_Task objective_
Reproduce each entry exactly as written.

_Supplied material_
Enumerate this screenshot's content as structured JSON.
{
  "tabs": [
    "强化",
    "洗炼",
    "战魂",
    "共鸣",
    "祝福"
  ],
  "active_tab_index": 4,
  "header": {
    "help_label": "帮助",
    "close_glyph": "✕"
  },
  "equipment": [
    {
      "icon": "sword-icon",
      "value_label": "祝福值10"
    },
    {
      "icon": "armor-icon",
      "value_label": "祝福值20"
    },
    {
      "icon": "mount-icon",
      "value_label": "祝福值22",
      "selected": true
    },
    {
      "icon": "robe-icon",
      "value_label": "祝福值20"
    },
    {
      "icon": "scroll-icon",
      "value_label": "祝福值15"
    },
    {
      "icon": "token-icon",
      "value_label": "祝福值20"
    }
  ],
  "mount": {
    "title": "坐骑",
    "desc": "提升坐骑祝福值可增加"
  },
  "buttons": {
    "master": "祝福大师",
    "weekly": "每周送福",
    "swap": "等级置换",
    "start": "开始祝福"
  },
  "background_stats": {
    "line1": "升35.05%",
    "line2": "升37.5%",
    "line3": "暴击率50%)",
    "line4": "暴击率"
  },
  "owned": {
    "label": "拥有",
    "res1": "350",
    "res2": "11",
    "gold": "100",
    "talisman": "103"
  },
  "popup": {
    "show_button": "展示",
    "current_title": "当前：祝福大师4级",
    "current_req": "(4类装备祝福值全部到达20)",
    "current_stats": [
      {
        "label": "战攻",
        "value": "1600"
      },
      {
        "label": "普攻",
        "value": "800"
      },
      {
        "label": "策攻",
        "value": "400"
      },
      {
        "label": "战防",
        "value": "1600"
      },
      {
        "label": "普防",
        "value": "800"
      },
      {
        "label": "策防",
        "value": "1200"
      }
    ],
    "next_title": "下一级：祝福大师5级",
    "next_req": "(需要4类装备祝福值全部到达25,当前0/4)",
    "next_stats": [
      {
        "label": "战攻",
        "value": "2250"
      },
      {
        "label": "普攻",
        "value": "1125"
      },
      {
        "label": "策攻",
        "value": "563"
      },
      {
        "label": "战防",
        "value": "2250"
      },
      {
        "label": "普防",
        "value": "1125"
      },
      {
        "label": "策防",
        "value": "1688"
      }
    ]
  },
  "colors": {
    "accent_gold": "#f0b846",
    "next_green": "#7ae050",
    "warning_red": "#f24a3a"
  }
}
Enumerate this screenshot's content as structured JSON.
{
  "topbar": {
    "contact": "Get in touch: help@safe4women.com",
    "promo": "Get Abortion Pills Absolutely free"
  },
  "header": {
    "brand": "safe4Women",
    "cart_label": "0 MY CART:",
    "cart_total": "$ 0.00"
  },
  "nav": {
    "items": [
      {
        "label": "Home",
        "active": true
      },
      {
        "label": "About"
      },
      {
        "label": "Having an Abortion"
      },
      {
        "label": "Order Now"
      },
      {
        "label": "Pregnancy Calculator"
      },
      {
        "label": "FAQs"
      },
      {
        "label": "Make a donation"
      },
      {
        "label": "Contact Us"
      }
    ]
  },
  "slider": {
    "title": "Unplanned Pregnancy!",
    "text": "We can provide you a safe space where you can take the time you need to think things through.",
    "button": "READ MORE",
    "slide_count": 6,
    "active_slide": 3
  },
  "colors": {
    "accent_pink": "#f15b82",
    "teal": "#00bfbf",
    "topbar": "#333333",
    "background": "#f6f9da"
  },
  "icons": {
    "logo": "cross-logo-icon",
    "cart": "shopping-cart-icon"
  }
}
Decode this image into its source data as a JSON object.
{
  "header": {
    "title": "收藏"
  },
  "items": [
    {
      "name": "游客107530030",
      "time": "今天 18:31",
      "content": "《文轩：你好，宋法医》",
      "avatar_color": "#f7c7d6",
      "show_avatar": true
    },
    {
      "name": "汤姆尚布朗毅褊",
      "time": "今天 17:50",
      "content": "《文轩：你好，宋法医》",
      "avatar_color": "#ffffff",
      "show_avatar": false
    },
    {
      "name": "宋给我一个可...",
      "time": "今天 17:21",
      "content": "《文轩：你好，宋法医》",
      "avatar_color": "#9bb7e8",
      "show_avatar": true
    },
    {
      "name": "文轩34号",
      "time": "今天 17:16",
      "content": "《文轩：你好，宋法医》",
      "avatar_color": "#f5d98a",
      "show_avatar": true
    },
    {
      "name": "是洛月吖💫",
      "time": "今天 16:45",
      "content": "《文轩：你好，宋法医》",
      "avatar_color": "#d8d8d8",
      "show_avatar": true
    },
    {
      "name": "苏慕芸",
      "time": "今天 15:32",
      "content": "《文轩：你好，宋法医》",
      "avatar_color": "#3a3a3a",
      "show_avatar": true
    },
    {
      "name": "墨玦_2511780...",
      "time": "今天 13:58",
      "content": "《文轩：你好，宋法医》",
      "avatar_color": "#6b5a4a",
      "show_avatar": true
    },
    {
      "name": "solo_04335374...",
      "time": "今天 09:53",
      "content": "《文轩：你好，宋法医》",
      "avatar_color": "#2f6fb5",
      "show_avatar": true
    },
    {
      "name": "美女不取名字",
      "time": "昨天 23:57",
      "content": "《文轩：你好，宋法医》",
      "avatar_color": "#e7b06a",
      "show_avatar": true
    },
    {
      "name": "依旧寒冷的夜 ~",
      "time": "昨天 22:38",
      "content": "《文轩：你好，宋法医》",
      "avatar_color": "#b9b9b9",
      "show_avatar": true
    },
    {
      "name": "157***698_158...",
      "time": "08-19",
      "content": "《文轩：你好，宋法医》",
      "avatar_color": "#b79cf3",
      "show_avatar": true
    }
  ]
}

_Task output_
Enumerate this screenshot's content as structured JSON.
{
  "tabs": [
    "强化",
    "洗炼",
    "战魂",
    "共鸣",
    "祝福"
  ],
  "active_tab_index": 4,
  "header": {
    "help_label": "帮助",
    "close_glyph": "✕"
  },
  "equipment": [
    {
      "icon": "sword-icon",
      "value_label": "祝福值10"
    },
    {
      "icon": "armor-icon",
      "value_label": "祝福值20"
    },
    {
      "icon": "mount-icon",
      "value_label": "祝福值22",
      "selected": true
    },
    {
      "icon": "robe-icon",
      "value_label": "祝福值20"
    },
    {
      "icon": "scroll-icon",
      "value_label": "祝福值15"
    },
    {
      "icon": "token-icon",
      "value_label": "祝福值20"
    }
  ],
  "mount": {
    "title": "坐骑",
    "desc": "提升坐骑祝福值可增加"
  },
  "buttons": {
    "master": "祝福大师",
    "weekly": "每周送福",
    "swap": "等级置换",
    "start": "开始祝福"
  },
  "background_stats": {
    "line1": "升35.05%",
    "line2": "升37.5%",
    "line3": "暴击率50%)",
    "line4": "暴击率"
  },
  "owned": {
    "label": "拥有",
    "res1": "350",
    "res2": "11",
    "gold": "100",
    "talisman": "103"
  },
  "popup": {
    "show_button": "展示",
    "current_title": "当前：祝福大师4级",
    "current_req": "(4类装备祝福值全部到达20)",
    "current_stats": [
      {
        "label": "战攻",
        "value": "1600"
      },
      {
        "label": "普攻",
        "value": "800"
      },
      {
        "label": "策攻",
        "value": "400"
      },
      {
        "label": "战防",
        "value": "1600"
      },
      {
        "label": "普防",
        "value": "800"
      },
      {
        "label": "策防",
        "value": "1200"
      }
    ],
    "next_title": "下一级：祝福大师5级",
    "next_req": "(需要4类装备祝福值全部到达25,当前0/4)",
    "next_stats": [
      {
        "label": "战攻",
        "value": "2250"
      },
      {
        "label": "普攻",
        "value": "1125"
      },
      {
        "label": "策攻",
        "value": "563"
      },
      {
        "label": "战防",
        "value": "2250"
      },
      {
        "label": "普防",
        "value": "1125"
      },
      {
        "label": "策防",
        "value": "1688"
      }
    ]
  },
  "colors": {
    "accent_gold": "#f0b846",
    "next_green": "#7ae050",
    "warning_red": "#f24a3a"
  }
}
Enumerate this screenshot's content as structured JSON.
{
  "topbar": {
    "contact": "Get in touch: help@safe4women.com",
    "promo": "Get Abortion Pills Absolutely free"
  },
  "header": {
    "brand": "safe4Women",
    "cart_label": "0 MY CART:",
    "cart_total": "$ 0.00"
  },
  "nav": {
    "items": [
      {
        "label": "Home",
        "active": true
      },
      {
        "label": "About"
      },
      {
        "label": "Having an Abortion"
      },
      {
        "label": "Order Now"
      },
      {
        "label": "Pregnancy Calculator"
      },
      {
        "label": "FAQs"
      },
      {
        "label": "Make a donation"
      },
      {
        "label": "Contact Us"
      }
    ]
  },
  "slider": {
    "title": "Unplanned Pregnancy!",
    "text": "We can provide you a safe space where you can take the time you need to think things through.",
    "button": "READ MORE",
    "slide_count": 6,
    "active_slide": 3
  },
  "colors": {
    "accent_pink": "#f15b82",
    "teal": "#00bfbf",
    "topbar": "#333333",
    "background": "#f6f9da"
  },
  "icons": {
    "logo": "cross-logo-icon",
    "cart": "shopping-cart-icon"
  }
}
Decode this image into its source data as a JSON object.
{
  "header": {
    "title": "收藏"
  },
  "items": [
    {
      "name": "游客107530030",
      "time": "今天 18:31",
      "content": "《文轩：你好，宋法医》",
      "avatar_color": "#f7c7d6",
      "show_avatar": true
    },
    {
      "name": "汤姆尚布朗毅褊",
      "time": "今天 17:50",
      "content": "《文轩：你好，宋法医》",
      "avatar_color": "#ffffff",
      "show_avatar": false
    },
    {
      "name": "宋给我一个可...",
      "time": "今天 17:21",
      "content": "《文轩：你好，宋法医》",
      "avatar_color": "#9bb7e8",
      "show_avatar": true
    },
    {
      "name": "文轩34号",
      "time": "今天 17:16",
      "content": "《文轩：你好，宋法医》",
      "avatar_color": "#f5d98a",
      "show_avatar": true
    },
    {
      "name": "是洛月吖💫",
      "time": "今天 16:45",
      "content": "《文轩：你好，宋法医》",
      "avatar_color": "#d8d8d8",
      "show_avatar": true
    },
    {
      "name": "苏慕芸",
      "time": "今天 15:32",
      "content": "《文轩：你好，宋法医》",
      "avatar_color": "#3a3a3a",
      "show_avatar": true
    },
    {
      "name": "墨玦_2511780...",
      "time": "今天 13:58",
      "content": "《文轩：你好，宋法医》",
      "avatar_color": "#6b5a4a",
      "show_avatar": true
    },
    {
      "name": "solo_04335374...",
      "time": "今天 09:53",
      "content": "《文轩：你好，宋法医》",
      "avatar_color": "#2f6fb5",
      "show_avatar": true
    },
    {
      "name": "美女不取名字",
      "time": "昨天 23:57",
      "content": "《文轩：你好，宋法医》",
      "avatar_color": "#e7b06a",
      "show_avatar": true
    },
    {
      "name": "依旧寒冷的夜 ~",
      "time": "昨天 22:38",
      "content": "《文轩：你好，宋法医》",
      "avatar_color": "#b9b9b9",
      "show_avatar": true
    },
    {
      "name": "157***698_158...",
      "time": "08-19",
      "content": "《文轩：你好，宋法医》",
      "avatar_color": "#b79cf3",
      "show_avatar": true
    }
  ]
}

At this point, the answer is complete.